Image Credits: Daan Roosegaarde
The issue surrounding smog, especially in China, looks set to run and run with many citizens wearing facemasks to ensure they don’t breath any of it in.
However, a solution looks to be on its way with Dutch designer Daan Roosegaarde designing an “electric vacuum cleaner” like device that can “suck” out the smog from surrounding inner city areas.
The concept consisting of copper coils that are buried beneath the surface generate an electrostatic field.
This electrostatic field would then attract the smog particles to the ground to be cleaned creating pockets, of around 50-60 meters, of clear sky where people can then freely breathe and be able to see the sky.
The term ‘smog’ comes from a combination of the words ‘smoke’ and ‘fog’, and can be made up of a number of different chemical pollutants such as sulfur dioxides and nitrogen oxides common in coal plants typically seen in China.
Copper coils creating an electrostatic field can clear the smog creating pockets of clean air. Image Credits: Daan Roosegaarde
This has raised cause for concern amongst many environmental groups with governments around the globe also taking more of stance on this. So the prospect of having a technology that could purify the smog filled air would be revolutionary to say the least.
Large scale smog removal would mean that the scale of this technology would most probably have to increase but steps are already being taken with Roosegaarde’s design with a prototype being produced and tested in an indoor facility at the University of Delft.

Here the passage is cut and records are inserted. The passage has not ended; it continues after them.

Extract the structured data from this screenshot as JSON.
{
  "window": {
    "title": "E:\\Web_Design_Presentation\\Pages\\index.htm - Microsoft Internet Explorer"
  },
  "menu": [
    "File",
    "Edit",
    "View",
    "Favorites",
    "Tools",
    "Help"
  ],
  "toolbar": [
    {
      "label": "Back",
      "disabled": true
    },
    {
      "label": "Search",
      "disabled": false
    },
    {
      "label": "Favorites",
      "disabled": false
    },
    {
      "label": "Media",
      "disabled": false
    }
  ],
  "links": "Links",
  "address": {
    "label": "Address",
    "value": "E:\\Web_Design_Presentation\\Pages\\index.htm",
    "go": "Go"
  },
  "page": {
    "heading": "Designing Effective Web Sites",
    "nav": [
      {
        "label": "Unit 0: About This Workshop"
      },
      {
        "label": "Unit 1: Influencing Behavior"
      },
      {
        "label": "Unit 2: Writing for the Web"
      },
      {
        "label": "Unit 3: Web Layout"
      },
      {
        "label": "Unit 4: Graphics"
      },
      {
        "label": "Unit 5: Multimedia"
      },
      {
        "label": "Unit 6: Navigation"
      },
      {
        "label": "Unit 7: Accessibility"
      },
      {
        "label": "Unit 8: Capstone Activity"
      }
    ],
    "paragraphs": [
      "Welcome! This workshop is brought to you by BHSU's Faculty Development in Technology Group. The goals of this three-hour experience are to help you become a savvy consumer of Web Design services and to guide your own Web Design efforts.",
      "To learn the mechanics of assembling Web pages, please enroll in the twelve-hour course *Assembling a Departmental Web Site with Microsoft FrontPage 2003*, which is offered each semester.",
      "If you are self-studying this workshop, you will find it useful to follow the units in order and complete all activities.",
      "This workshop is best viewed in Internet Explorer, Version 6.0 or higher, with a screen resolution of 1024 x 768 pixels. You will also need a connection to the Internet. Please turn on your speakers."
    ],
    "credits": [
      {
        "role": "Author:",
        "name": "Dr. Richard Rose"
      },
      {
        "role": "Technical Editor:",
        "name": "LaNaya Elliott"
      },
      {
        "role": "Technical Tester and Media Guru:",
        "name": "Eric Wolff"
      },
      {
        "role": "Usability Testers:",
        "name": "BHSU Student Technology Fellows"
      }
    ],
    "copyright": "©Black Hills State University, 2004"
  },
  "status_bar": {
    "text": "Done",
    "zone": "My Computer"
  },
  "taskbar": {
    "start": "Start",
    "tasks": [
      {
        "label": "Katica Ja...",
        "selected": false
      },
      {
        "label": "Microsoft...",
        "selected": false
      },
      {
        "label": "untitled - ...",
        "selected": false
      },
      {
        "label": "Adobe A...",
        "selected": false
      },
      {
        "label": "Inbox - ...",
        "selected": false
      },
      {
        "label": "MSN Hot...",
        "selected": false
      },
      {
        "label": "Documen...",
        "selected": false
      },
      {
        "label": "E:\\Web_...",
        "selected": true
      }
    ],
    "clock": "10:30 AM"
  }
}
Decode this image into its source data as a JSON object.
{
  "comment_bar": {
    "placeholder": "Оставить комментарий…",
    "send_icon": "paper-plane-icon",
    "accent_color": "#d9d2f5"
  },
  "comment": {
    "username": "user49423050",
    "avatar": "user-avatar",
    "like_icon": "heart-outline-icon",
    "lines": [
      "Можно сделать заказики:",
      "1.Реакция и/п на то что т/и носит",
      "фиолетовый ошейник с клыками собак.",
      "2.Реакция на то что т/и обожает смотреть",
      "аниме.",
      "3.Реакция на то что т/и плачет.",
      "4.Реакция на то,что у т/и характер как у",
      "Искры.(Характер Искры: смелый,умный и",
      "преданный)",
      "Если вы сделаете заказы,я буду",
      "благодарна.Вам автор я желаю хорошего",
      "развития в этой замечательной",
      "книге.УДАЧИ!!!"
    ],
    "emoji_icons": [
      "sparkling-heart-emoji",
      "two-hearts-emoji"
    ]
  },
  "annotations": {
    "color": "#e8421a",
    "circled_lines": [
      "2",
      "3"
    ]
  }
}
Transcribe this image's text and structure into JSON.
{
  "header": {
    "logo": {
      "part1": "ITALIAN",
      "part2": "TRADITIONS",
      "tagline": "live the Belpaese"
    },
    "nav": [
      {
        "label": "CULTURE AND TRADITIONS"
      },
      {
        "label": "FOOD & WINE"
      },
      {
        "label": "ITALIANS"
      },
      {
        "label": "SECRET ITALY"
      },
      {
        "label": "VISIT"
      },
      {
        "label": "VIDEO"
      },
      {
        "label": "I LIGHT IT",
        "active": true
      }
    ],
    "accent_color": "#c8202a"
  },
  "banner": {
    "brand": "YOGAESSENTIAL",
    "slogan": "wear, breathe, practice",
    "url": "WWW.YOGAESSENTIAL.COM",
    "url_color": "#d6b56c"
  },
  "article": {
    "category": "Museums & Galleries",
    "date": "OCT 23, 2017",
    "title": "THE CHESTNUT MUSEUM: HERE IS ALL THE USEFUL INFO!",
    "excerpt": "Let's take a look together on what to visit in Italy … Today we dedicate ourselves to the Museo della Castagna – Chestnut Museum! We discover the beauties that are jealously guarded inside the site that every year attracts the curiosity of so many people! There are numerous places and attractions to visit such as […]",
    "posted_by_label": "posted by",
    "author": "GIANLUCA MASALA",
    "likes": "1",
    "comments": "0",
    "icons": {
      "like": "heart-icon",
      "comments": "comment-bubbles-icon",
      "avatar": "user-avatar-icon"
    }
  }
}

What’s more interesting is the potential market of large inner city areas such as Beijing whose mayor has already expressed an interesting following concern over the smog and general environmental problems.
SMOG - By Dutch Designer Daan Roosegaarde
Smog is a major problem in places such as China with some citizens wearing face-masks. Credits: Daan Roosegaarde with Studio Roosegaarde and experts Bob Ursem (TU Delft) and ENS Europe.
Testing of smog system has been ongoing with results looking to make pockets of air of around 50-60m in diameter. Credits: Daan Roosegaarde with Studio Roosegaarde and experts Bob Ursem (TU Delft) and ENS Europe.
This technology could be revolutionary for places like Beijing. Credits: Daan Roosegaarde with Studio Roosegaarde and experts Bob Ursem (TU Delft) and ENS Europe.
Copper coils buried underground create an electrostatic field that draws the particles to the ground creating pockets of clean air. Credits: Daan Roosegaarde with Studio Roosegaarde and experts Bob Ursem (TU Delft) and ENS Europe.